Forest extent: West Asia

The least forested region, West Asia has only 0.1 per cent of the world's forest and only 1 per cent of its land area is forested

Note: dark green represents closed forest, more than 40 per cent covered with trees more than 5 metres high; mid-green represents open (10-40 per cent coverage) and fragmented forest; light green represents other woodland, shrubland and bushland

Source: FAO 2001a

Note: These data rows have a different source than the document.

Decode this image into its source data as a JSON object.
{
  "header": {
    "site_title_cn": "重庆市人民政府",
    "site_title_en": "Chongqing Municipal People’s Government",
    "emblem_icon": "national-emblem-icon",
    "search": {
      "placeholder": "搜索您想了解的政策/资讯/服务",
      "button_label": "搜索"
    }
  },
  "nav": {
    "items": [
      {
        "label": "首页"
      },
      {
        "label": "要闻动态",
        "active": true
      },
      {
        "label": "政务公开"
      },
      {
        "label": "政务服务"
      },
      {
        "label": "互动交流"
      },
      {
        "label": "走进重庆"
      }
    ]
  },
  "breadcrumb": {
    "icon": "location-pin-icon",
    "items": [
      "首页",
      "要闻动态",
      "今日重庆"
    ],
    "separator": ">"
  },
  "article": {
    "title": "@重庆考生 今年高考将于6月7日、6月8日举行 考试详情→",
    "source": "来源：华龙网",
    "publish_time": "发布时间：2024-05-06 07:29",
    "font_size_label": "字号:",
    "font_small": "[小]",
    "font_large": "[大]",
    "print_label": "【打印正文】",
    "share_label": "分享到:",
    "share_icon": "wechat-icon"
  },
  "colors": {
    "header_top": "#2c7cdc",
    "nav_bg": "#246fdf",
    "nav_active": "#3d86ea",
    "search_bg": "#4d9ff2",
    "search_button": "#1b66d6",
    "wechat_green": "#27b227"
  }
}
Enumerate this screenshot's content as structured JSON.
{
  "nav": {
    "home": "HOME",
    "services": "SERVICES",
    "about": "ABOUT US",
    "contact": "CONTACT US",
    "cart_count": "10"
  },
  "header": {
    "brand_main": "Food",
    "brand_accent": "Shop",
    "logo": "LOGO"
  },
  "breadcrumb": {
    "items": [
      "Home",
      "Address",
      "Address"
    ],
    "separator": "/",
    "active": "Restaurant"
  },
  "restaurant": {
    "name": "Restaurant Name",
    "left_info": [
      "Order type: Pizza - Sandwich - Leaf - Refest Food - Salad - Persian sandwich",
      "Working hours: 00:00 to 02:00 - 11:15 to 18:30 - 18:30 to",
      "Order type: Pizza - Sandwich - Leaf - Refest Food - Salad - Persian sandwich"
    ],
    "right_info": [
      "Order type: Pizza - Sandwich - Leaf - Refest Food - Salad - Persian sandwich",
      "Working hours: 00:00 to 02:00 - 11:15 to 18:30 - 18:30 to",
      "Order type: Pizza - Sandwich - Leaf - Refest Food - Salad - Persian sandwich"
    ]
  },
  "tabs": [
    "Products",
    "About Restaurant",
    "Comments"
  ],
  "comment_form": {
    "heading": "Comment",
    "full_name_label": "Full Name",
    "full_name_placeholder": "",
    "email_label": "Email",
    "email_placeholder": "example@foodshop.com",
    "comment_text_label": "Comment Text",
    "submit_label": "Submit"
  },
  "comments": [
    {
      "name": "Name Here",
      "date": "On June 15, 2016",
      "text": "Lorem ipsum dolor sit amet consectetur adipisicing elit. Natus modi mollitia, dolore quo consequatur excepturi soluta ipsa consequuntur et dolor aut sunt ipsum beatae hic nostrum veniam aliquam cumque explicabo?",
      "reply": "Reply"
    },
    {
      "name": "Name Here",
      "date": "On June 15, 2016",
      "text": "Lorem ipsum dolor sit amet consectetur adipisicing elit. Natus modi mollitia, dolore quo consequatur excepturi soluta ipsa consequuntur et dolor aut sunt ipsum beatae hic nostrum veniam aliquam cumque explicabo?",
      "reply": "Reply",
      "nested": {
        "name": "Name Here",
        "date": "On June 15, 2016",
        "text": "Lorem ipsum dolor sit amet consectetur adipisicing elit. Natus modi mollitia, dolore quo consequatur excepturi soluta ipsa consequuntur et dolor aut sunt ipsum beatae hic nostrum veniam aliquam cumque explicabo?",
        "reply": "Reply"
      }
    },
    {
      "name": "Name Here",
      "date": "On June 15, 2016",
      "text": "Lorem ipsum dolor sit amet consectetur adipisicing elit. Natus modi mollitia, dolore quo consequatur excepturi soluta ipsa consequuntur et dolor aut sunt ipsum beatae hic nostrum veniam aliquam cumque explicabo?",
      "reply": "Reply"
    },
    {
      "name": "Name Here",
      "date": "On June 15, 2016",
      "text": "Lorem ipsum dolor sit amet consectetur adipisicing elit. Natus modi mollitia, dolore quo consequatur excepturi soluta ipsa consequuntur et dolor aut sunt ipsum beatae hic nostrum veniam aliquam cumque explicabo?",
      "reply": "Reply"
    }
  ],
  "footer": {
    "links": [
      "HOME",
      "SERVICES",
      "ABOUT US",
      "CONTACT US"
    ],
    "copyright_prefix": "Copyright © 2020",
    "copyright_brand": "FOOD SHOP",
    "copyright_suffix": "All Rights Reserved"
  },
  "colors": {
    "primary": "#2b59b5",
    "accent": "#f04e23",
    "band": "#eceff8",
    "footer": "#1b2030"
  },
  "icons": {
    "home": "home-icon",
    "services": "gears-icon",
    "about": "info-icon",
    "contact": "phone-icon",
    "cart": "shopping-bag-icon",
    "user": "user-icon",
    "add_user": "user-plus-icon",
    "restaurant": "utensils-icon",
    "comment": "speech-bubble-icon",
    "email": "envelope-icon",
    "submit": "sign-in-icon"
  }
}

Forests and woodlands of West Asia occupy only 3.66 million ha or 1 per cent of the region's land area and account for less than 0.1 per cent of the world's total forested area (FAO 2001a). The majority of forest cover (62 per cent) is in the Arabian Peninsula with the remainder scattered in the mountains and hills of northern Iraq, Jordan, Lebanon, Syria and the Occupied Palestinian Territories. The best stands of closed forests are found on the uplands near the Mediterranean. Tracts of mangrove forests grow along the coasts of the Arabian Peninsula. Forest resources are state-owned and administered centrally (FAO 1997).

The forests and woodlands of the region are generally composed of slow-growing species of poor quality and of little economic value (Nahal 1985, FAO 1997). Harsh climatic conditions limit forestry potential and restrict regeneration once forests are degraded (Abido 2000a). Under rainfed conditions, average forest productivity varies from 0.02 to 0.5 m3/ha/year, although it reaches 2.9 m3/ha/year in the natural forests of Pinus brutia of northern Syria (Nahal 1985, GORS 1991). By contrast, the productivity of irrigated eucalyptus plantations may exceed 17 m3/ha/year (Abido 2000b). Nevertheless, forests play a vital role in protecting the region's water and soil resources, especially in steep and mountainous terrain, and in areas prone to desertification. They also afford protection from dust storms and stabilize dunes and river banks (FAO 1997).

All countries in the region depend on imports to meet the bulk of their wood product needs. The total value of forest product imports increased nearly fourfold between 1972 and 1996, from US$131 million to more than US$500 million (FAOSTAT 1998) while exports of forest products totalled US$36.6 million between 1996 and 1998 (UNDP, UNEP, World Bank and WRI 2000).